The mailing used letterhead allegedly from the GROW hotline, a recorded phone message that broadcasts rhetoric against the current WGAW administration.

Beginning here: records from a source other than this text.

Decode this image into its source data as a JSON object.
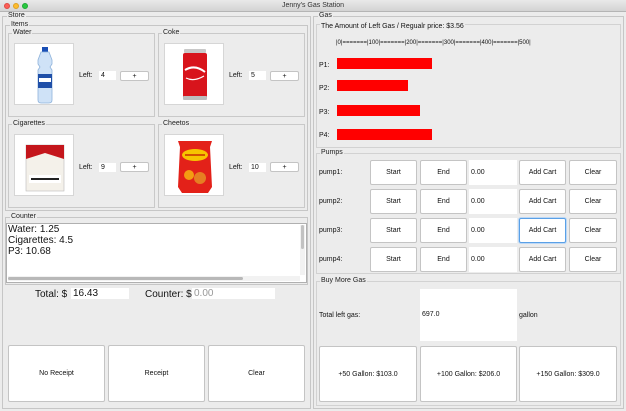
{
  "window": {
    "title": "Jenny's Gas Station"
  },
  "store": {
    "title": "Store",
    "items_title": "Items",
    "items": [
      {
        "name": "Water",
        "left_label": "Left:",
        "left_value": "4",
        "add_label": "+",
        "icon": "water-bottle"
      },
      {
        "name": "Coke",
        "left_label": "Left:",
        "left_value": "5",
        "add_label": "+",
        "icon": "coke-can"
      },
      {
        "name": "Cigarettes",
        "left_label": "Left:",
        "left_value": "9",
        "add_label": "+",
        "icon": "cigarette-pack"
      },
      {
        "name": "Cheetos",
        "left_label": "Left:",
        "left_value": "10",
        "add_label": "+",
        "icon": "cheetos-bag"
      }
    ],
    "counter_title": "Counter",
    "counter_lines": [
      "Water: 1.25",
      "Cigarettes: 4.5",
      "P3: 10.68"
    ],
    "total_label": "Total: $",
    "total_value": "16.43",
    "counter_label": "Counter: $",
    "counter_placeholder": "0.00",
    "buttons": {
      "no_receipt": "No Receipt",
      "receipt": "Receipt",
      "clear": "Clear"
    }
  },
  "gas": {
    "title": "Gas",
    "panel_title": "The Amount of Left Gas   /   Regualr price: $3.56",
    "scale": "|0|=======|100|=======|200|=======|300|=======|400|=======|500|",
    "scale_max": 500,
    "levels": [
      {
        "label": "P1:",
        "value": 197
      },
      {
        "label": "P2:",
        "value": 148
      },
      {
        "label": "P3:",
        "value": 173
      },
      {
        "label": "P4:",
        "value": 197
      }
    ],
    "bar_color": "#ff0000",
    "pumps_title": "Pumps",
    "pumps": [
      {
        "label": "pump1:",
        "start": "Start",
        "end": "End",
        "amount": "0.00",
        "add_cart": "Add Cart",
        "clear": "Clear"
      },
      {
        "label": "pump2:",
        "start": "Start",
        "end": "End",
        "amount": "0.00",
        "add_cart": "Add Cart",
        "clear": "Clear"
      },
      {
        "label": "pump3:",
        "start": "Start",
        "end": "End",
        "amount": "0.00",
        "add_cart": "Add Cart",
        "clear": "Clear"
      },
      {
        "label": "pump4:",
        "start": "Start",
        "end": "End",
        "amount": "0.00",
        "add_cart": "Add Cart",
        "clear": "Clear"
      }
    ],
    "buy_title": "Buy More Gas",
    "total_left_label": "Total left gas:",
    "total_left_value": "697.0",
    "gallon_unit": "gallon",
    "buy_buttons": [
      "+50 Gallon: $103.0",
      "+100 Gallon: $206.0",
      "+150 Gallon: $309.0"
    ]
  }
}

But WGAW member Will Lorin said the mailing used the wrong words for the acronym GROW and also had an incorrect address.
The mailing listed six board candidates from Fontana’s slate, describing them with phrases like “another mental midget,””widely known as a two-fisted backstabber and not to be trusted” and “considered senile by many and a nutcase by others….”
It also gave inaccurate ages and WGA credits for candidates Robert J. Elisberg, Rocci Chatfield, Doris Silverton, John Boni, Jack Sowards and Mel Sherer.
Fontana said the “pack of lies” was more than just a harmless prank from the opposition. “In my 33 years in the Guild, it is the absolute worst and most vile piece of campaign literature I have ever seen,” she said. “Not only that, it’s badly written.”
Current WGA veep Carl Gottlieb, who is running against Fontana, said he was appalled: “It’s the kind of dirty tricks that you don’t like to see and there’s just enough truth or plausibility in it to be truly hurtful to the slate that it attacks.”
WGA prexy Del Reisman, who is not running for re-election, called the mailing a “terrible hoax that demeans writers everywhere” and urged the 6,500 voting members to stay focused on the issues.
Board member Katherine Clinch demanded the administration officially denounce the hoax through a mailing of its own: “There should be an official mailing, denouncing this, denouncing the people that have perpetrated this.”
No one seems to know where the mailing originated, but accusations have been flying since Friday.
Gottlieb, meanwhile, said he had no idea who would have created the letter, but added, “They might have even done it to themselves.”
The election is an important one for WGAW members, largely because the next round of contract talks will be governed by the new officers.
Fontana’s slate is anti-administration and would like to see the replacement of WGAW exec director Brian Walton, who headed up the 1988 contract extension that applies through 1995.
Gottlieb has no official slate of candidates, but represents an incumbent line of thinking that the current administration can best handle the next contract talks.